Given abiding questions in the establishment of fraud in the Soal and Goldney (1943) study of "precognitive telepathy," retrieval was attempted of a sample of its target series from their reported source, viz., final digits of 7-figure logarithms. Distinct from earlier efforts, but consistent with Soal’s statements, the length of retrievals was not assumed, and it was hypothesized that retrievals should most frequently occur within the first 20 pages of the published source. Testing 30 published series largely marked as fraudulent, their retrieval was indicated in comparison to chance-control sources, and the early-entry hypothesis also was supported. These findings were maintained when exhaustively and exclusively searching for the longest possible retrievals, and the earliest of entries per retrieval. Additionally, Benford’s Law for the distribution of leading digits offered theoretical expectations that were matched by each chance-control source, but surmounted by Soal’s reported source, precisely in the range indicated by his method. Alternative logarithmic sources could not reproduce these effects. While reserving implications for the population of target series, it could appear that Soal derived the target series as reported, while withholding details that might query his reliability.
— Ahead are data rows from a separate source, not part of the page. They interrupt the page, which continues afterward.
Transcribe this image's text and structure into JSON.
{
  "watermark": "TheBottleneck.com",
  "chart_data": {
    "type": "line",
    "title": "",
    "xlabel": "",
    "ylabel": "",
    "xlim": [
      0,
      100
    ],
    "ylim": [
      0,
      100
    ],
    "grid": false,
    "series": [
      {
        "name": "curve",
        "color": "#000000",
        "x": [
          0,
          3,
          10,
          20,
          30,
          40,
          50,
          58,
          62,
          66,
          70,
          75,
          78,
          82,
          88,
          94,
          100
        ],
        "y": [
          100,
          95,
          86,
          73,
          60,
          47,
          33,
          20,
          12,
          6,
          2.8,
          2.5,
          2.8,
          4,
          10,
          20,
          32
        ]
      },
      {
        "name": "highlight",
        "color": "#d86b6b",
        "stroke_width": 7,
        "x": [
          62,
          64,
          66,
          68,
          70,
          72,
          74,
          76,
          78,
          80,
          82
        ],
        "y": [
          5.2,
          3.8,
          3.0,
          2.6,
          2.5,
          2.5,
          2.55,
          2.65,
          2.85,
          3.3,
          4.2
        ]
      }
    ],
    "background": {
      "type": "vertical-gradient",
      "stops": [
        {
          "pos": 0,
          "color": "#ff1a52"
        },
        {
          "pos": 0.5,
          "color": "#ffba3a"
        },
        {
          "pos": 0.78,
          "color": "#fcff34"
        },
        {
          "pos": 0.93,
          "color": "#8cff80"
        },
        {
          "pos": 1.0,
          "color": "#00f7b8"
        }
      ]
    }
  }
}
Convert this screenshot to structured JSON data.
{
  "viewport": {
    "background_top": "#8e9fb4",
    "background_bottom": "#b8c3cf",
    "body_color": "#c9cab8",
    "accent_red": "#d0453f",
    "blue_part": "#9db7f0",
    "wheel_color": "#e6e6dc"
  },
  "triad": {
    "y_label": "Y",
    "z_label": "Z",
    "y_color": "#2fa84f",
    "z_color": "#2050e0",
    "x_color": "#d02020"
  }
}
Clarification and elaboration of extant fraud scenarios are offered by this interpretation.
Professional Ethics – Peer Evaluation – Precognition